India’s first home-built ballistic missile submarine has completed its first patrol. Having just one such vessel may not sound like much, but for New Delhi it is a game changer.
INS Arihant (‘Foeslayer’) is the first indigenously built nuclear-powered submarine, armed with nuclear-capable ballistic missiles (SSBN). Her return to port, following a 20-day patrol in early November, was met with jubilation. Prime Minister Narendra Modi personally congratulated “all those involved” with what he called an “accomplishment, which will always be remembered in our history.”
One would think that is a bit much for just one SSBN, when India is one of the world’s most populous nations, surrounded by ocean on three sides. However, Arihant is a lot more significant that may meet the eye at first. With its completion, India completes the set commonly known as the Nuclear Triad, referring to the methods of delivering atomic weapons. Unlike the bombers and ground based missiles, submarines are arguably the hardest of the three to kill.
Guaranteed second strike
It is no secret that India exists in a pretty tense geopolitical environment. The nation is virtually the only country having two nuclear powers – Pakistan and China – as its neighbors, while having unresolved territorial disputes with both of them that already led to wars in the past, Dr. Shishir Upadhyaya, a former Indian Naval Intelligence officer, told RT.
New Delhi is committed to a “no first use” nuclear doctrine. Yet the specter of a nuclear conflict still looms over the region, not least due to its extremely difficult relations with Pakistan marred by cross-border terrorism.
“Pakistan has adopted tactical level nuclear weapons that could push … a conventional conflict [to where] that could potentially escalate quickly into a nuclear conflict,” Upadhyaya explained.
Such a situation “makes it imperative for India to have a credible minimum deterrence,” the former naval officer said. This is where the Arihant comes in: a lone sub lurking somewhere in the ocean depths is certainly not an easy target, which makes it ideal for surviving the first disarming strike and guaranteeing retaliation.
“The Arihant provides India a guaranteed second-strike capability in the case of a nuclear attack scenario,” Upadhyaya told RT. The existence of such capability, in turn, raises the stakes in a potential nuclear conflict, making it less likely and the overall security situation more stable.
This is particularly relevant in case of a potential conflict with Pakistan, as India’s conventional fleet of diesel-electric attack submarines is roughly twice the size of its neighbor’s. New Delhi is considerably behind Beijing when it comes to a submarine fleet, though.
China has dozens of both nuclear-powered and diesel-electric attack submarines, and possesses at least four ballistic missile ones, according to some reports.

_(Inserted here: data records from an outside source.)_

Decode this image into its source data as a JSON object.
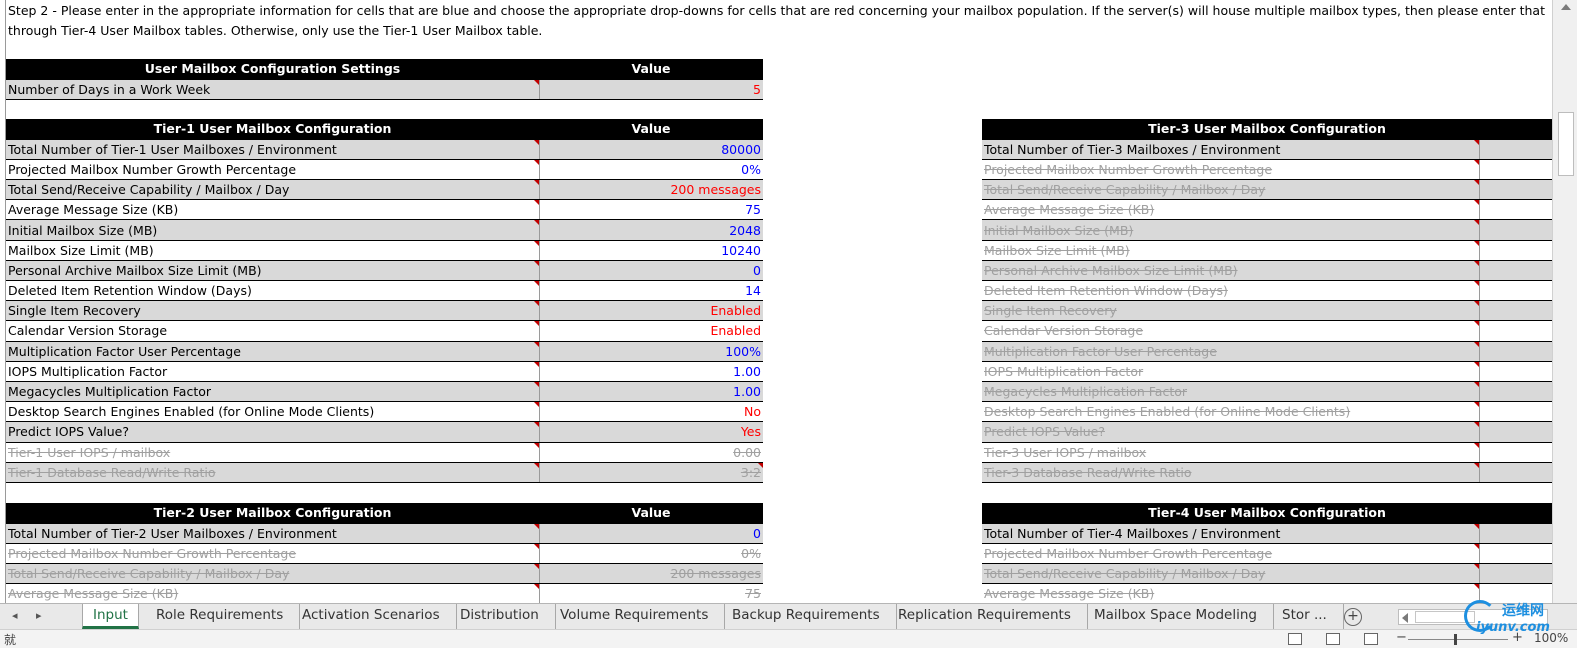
{
  "instructions": {
    "line1": "Step 2 - Please enter in the appropriate information for cells that are blue and choose the appropriate drop-downs for cells that are red concerning your mailbox population.  If the server(s) will house multiple mailbox types, then please enter that information",
    "line2": "through Tier-4 User Mailbox tables.  Otherwise, only use the Tier-1 User Mailbox table."
  },
  "settings": {
    "header": "User Mailbox Configuration Settings",
    "value_header": "Value",
    "rows": [
      {
        "label": "Number of Days in a Work Week",
        "value": "5",
        "color": "red"
      }
    ]
  },
  "tier1": {
    "header": "Tier-1 User Mailbox Configuration",
    "value_header": "Value",
    "rows": [
      {
        "label": "Total Number of Tier-1 User Mailboxes / Environment",
        "value": "80000",
        "color": "blue"
      },
      {
        "label": "Projected Mailbox Number Growth Percentage",
        "value": "0%",
        "color": "blue"
      },
      {
        "label": "Total Send/Receive Capability / Mailbox / Day",
        "value": "200 messages",
        "color": "red"
      },
      {
        "label": "Average Message Size (KB)",
        "value": "75",
        "color": "blue"
      },
      {
        "label": "Initial Mailbox Size (MB)",
        "value": "2048",
        "color": "blue"
      },
      {
        "label": "Mailbox Size Limit (MB)",
        "value": "10240",
        "color": "blue"
      },
      {
        "label": "Personal Archive Mailbox Size Limit (MB)",
        "value": "0",
        "color": "blue"
      },
      {
        "label": "Deleted Item Retention Window (Days)",
        "value": "14",
        "color": "blue"
      },
      {
        "label": "Single Item Recovery",
        "value": "Enabled",
        "color": "red"
      },
      {
        "label": "Calendar Version Storage",
        "value": "Enabled",
        "color": "red"
      },
      {
        "label": "Multiplication Factor User Percentage",
        "value": "100%",
        "color": "blue"
      },
      {
        "label": "IOPS Multiplication Factor",
        "value": "1.00",
        "color": "blue"
      },
      {
        "label": "Megacycles Multiplication Factor",
        "value": "1.00",
        "color": "blue"
      },
      {
        "label": "Desktop Search Engines Enabled (for Online Mode Clients)",
        "value": "No",
        "color": "red"
      },
      {
        "label": "Predict IOPS Value?",
        "value": "Yes",
        "color": "red"
      },
      {
        "label": "Tier-1 User IOPS / mailbox",
        "value": "0.00",
        "color": "struck"
      },
      {
        "label": "Tier-1 Database Read/Write Ratio",
        "value": "3:2",
        "color": "struck"
      }
    ]
  },
  "tier2": {
    "header": "Tier-2 User Mailbox Configuration",
    "value_header": "Value",
    "rows": [
      {
        "label": "Total Number of Tier-2 User Mailboxes / Environment",
        "value": "0",
        "color": "blue"
      },
      {
        "label": "Projected Mailbox Number Growth Percentage",
        "value": "0%",
        "color": "struck"
      },
      {
        "label": "Total Send/Receive Capability / Mailbox / Day",
        "value": "200 messages",
        "color": "struck"
      },
      {
        "label": "Average Message Size (KB)",
        "value": "75",
        "color": "struck"
      }
    ]
  },
  "tier3": {
    "header": "Tier-3 User Mailbox Configuration",
    "rows": [
      {
        "label": "Total Number of Tier-3 Mailboxes / Environment",
        "color": "normal"
      },
      {
        "label": "Projected Mailbox Number Growth Percentage",
        "color": "struck"
      },
      {
        "label": "Total Send/Receive Capability / Mailbox / Day",
        "color": "struck"
      },
      {
        "label": "Average Message Size (KB)",
        "color": "struck"
      },
      {
        "label": "Initial Mailbox Size (MB)",
        "color": "struck"
      },
      {
        "label": "Mailbox Size Limit (MB)",
        "color": "struck"
      },
      {
        "label": "Personal Archive Mailbox Size Limit (MB)",
        "color": "struck"
      },
      {
        "label": "Deleted Item Retention Window (Days)",
        "color": "struck"
      },
      {
        "label": "Single Item Recovery",
        "color": "struck"
      },
      {
        "label": "Calendar Version Storage",
        "color": "struck"
      },
      {
        "label": "Multiplication Factor User Percentage",
        "color": "struck"
      },
      {
        "label": "IOPS Multiplication Factor",
        "color": "struck"
      },
      {
        "label": "Megacycles Multiplication Factor",
        "color": "struck"
      },
      {
        "label": "Desktop Search Engines Enabled (for Online Mode Clients)",
        "color": "struck"
      },
      {
        "label": "Predict IOPS Value?",
        "color": "struck"
      },
      {
        "label": "Tier-3 User IOPS / mailbox",
        "color": "struck"
      },
      {
        "label": "Tier-3 Database Read/Write Ratio",
        "color": "struck"
      }
    ]
  },
  "tier4": {
    "header": "Tier-4 User Mailbox Configuration",
    "rows": [
      {
        "label": "Total Number of Tier-4 Mailboxes / Environment",
        "color": "normal"
      },
      {
        "label": "Projected Mailbox Number Growth Percentage",
        "color": "struck"
      },
      {
        "label": "Total Send/Receive Capability / Mailbox / Day",
        "color": "struck"
      },
      {
        "label": "Average Message Size (KB)",
        "color": "struck"
      }
    ]
  },
  "tabs": [
    {
      "label": "Input",
      "active": true
    },
    {
      "label": "Role Requirements"
    },
    {
      "label": "Activation Scenarios"
    },
    {
      "label": "Distribution"
    },
    {
      "label": "Volume Requirements"
    },
    {
      "label": "Backup Requirements"
    },
    {
      "label": "Replication Requirements"
    },
    {
      "label": "Mailbox Space Modeling"
    },
    {
      "label": "Stor ..."
    }
  ],
  "status": {
    "ready": "就",
    "zoom": "100%"
  },
  "watermark": {
    "cn": "运维网",
    "en": "iyunv.com"
  },
  "icons": {
    "nav_next": "triangle-right-icon",
    "add_sheet": "plus-circle-icon",
    "normal_view": "grid-icon",
    "page_layout": "page-icon",
    "page_break": "page-break-icon"
  }
}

However, the possibility of retaliation could significantly reduce the risk of conflict with China as well.
New Delhi’s ability to launch a retaliatory strike has been confirmed during Arihant’s first patrol, when India’s Nuclear Command Authority, headed by the prime minister, was able to reach the submarine using the Extremely Low Frequency (ELF) communication system.
“India operates a sophisticated ELF facility at the INS Kattaboman, a naval facility in South India. Russia and the US are the only other countries with ELF capability,” Upadhyaya told RT.
Just the beginning
Currently, INS Arihant is armed with 12 nuclear capable K-15 ballistic missiles. This is not ideal, because these missiles “have a maximum range of about 700-1000 kilometers,” according to Upadhyaya, which “means that the submarine is limited in its ability to target locations from the high seas.”
This situation will improve eventually, as K-4 ballistic missiles with a range of about 3,500 kilometers enter service. The missile is currently undergoing development trials, with a test scheduled for mid-December, according to Indian media. The Arihant will be able to carry four of them.
Upadhyaya maintains that a single SSBN is “grossly inadequate to provide all-round deterrence” and that “India requires a minimum of 4-6 SSBNs,” along with a smaller fleet of strategic attack submarines to protect them at sea.
That does not diminish the role that the Arihant is likely to play within the Indian Navy, the former officer said.
“The Arihant serves as very useful platform not only as a national strategic asset in but also providing the Indian Navy, scientists, policy makers and all others [with] training and practice in the arcane disciplines of SSBN operations and maintenance,” Upadhyaya told RT.
The second vessel of the Arihant class, called Arighat, is currently undergoing trials and should join the Indian Navy in the coming years. Two more submarines could be launched by 2020 and 2022, and will reportedly be able to carry eight K-4 missiles apiece, twice as many as the Arihant.
The successful deployment of the Arihant is a major step for India, as it joins the tiny club of nations with ballistic missile submarines previously reserved for the five permanent members of the UN Security Council – the US, Russia, the UK, France and China.